TASK INSTRUCTIONS →
Lines of the data that contain the word "chevron" are the ones to copy.

---

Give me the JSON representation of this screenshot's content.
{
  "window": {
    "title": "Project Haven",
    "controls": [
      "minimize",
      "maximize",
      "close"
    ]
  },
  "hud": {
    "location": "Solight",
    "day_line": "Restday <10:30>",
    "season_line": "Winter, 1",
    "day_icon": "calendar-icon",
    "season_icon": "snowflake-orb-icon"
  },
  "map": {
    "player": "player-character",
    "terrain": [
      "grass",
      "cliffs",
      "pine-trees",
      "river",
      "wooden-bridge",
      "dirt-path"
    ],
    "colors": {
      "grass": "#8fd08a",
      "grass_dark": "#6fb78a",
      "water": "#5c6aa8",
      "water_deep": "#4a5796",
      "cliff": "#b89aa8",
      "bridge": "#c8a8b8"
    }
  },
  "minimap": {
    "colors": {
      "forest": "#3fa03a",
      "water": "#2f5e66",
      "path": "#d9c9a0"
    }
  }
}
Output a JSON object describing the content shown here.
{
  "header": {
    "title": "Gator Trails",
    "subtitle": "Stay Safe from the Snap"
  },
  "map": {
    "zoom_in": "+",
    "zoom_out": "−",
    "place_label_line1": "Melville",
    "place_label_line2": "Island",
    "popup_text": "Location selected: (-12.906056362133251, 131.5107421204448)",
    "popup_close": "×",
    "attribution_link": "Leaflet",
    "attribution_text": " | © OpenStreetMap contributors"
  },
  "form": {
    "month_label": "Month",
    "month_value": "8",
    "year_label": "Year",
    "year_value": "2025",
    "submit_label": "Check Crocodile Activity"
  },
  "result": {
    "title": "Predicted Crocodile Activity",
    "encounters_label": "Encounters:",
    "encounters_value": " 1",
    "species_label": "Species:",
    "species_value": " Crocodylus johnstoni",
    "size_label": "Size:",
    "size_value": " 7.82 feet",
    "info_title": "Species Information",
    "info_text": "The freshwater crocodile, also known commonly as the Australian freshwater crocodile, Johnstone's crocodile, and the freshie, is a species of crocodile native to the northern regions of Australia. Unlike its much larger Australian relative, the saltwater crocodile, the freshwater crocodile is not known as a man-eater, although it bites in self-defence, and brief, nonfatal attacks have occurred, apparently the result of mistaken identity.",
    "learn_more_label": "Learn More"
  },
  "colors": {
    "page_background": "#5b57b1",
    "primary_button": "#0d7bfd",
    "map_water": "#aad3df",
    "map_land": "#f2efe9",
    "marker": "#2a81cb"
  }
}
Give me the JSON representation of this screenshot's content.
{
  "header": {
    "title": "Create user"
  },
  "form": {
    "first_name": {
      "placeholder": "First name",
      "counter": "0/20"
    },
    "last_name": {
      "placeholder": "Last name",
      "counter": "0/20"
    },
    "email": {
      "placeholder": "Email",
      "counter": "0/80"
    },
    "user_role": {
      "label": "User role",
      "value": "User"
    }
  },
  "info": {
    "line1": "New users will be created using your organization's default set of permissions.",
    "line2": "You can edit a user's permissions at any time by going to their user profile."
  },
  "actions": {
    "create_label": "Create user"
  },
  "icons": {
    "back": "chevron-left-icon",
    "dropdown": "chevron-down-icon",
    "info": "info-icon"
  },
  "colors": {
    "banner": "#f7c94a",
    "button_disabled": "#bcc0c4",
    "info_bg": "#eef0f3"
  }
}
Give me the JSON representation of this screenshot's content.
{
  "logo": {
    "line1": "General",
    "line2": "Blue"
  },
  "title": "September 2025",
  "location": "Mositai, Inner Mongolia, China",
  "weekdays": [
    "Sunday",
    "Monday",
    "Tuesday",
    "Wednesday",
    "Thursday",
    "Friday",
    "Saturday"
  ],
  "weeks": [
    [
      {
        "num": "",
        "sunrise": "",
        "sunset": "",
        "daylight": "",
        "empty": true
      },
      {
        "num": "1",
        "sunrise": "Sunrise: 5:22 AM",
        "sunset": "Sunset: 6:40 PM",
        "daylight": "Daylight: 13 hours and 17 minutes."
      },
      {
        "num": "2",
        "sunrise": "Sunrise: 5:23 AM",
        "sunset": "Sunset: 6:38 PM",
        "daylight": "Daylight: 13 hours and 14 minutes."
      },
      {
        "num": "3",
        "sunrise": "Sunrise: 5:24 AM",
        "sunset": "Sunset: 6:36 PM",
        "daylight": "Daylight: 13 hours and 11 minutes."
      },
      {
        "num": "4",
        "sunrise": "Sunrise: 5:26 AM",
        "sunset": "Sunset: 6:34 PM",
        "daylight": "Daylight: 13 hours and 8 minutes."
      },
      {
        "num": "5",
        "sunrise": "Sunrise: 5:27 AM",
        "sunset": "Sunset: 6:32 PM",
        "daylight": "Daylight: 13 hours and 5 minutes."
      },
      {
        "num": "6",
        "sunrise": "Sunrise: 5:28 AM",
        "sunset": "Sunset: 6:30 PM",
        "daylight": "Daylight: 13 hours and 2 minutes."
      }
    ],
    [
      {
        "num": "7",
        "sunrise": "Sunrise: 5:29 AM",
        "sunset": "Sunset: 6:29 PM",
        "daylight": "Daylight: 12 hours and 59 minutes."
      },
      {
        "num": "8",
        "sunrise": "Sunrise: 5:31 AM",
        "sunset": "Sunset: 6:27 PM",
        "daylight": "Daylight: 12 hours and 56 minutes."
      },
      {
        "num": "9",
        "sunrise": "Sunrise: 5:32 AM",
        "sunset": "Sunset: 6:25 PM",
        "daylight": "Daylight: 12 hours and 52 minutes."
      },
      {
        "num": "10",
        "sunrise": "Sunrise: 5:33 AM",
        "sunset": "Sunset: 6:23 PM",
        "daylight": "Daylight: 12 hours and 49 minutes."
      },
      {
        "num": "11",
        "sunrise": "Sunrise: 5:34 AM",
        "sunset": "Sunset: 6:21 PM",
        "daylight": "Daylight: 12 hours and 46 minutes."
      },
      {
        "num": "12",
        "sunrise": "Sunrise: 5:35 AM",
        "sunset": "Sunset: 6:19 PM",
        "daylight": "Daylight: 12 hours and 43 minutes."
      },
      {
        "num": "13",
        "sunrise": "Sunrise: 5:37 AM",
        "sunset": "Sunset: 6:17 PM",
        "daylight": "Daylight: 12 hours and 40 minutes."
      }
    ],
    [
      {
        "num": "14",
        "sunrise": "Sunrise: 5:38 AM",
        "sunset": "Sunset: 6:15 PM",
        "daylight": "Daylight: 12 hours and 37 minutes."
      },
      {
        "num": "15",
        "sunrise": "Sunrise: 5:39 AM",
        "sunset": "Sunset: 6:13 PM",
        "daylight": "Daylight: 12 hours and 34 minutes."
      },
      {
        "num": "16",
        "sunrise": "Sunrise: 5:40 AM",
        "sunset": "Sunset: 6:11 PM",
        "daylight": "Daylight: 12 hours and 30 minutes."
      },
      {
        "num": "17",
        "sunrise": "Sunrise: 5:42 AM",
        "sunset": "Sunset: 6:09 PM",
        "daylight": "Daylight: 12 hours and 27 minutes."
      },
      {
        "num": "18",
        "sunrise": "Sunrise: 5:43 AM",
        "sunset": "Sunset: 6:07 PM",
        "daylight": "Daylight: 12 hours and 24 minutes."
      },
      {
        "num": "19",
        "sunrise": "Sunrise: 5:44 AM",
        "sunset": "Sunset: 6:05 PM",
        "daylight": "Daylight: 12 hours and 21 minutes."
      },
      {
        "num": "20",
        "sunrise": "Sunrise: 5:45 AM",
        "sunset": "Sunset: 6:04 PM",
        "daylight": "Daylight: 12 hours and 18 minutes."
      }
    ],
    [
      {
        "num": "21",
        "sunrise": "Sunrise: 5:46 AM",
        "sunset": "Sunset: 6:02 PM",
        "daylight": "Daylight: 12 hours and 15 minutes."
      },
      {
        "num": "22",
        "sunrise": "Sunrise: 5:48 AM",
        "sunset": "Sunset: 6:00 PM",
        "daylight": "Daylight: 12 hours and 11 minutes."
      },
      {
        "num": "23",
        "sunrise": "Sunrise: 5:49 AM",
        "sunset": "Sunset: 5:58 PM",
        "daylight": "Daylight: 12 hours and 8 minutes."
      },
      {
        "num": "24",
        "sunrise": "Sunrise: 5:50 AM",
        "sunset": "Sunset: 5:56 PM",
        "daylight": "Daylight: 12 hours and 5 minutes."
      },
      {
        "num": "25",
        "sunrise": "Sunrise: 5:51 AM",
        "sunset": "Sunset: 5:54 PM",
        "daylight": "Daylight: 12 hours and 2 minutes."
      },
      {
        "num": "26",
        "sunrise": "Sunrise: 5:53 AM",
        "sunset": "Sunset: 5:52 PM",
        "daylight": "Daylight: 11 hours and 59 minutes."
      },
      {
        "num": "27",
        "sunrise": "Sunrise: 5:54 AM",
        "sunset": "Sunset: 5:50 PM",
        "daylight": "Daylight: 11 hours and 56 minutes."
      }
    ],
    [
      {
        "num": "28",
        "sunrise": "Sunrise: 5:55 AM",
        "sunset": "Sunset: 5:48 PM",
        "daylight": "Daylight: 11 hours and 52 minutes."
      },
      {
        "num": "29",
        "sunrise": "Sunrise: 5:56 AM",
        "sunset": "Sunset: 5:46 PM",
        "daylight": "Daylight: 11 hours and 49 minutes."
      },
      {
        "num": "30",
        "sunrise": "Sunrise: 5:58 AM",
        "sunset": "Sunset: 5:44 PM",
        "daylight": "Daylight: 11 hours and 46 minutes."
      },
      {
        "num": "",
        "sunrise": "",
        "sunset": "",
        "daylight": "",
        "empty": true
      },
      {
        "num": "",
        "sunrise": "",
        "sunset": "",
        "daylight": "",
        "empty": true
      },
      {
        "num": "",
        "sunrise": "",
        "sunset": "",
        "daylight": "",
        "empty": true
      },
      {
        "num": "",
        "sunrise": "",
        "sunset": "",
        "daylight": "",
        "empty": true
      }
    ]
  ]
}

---

RESULT OF THE EXERCISE →
    "back": "chevron-left-icon",
    "dropdown": "chevron-down-icon",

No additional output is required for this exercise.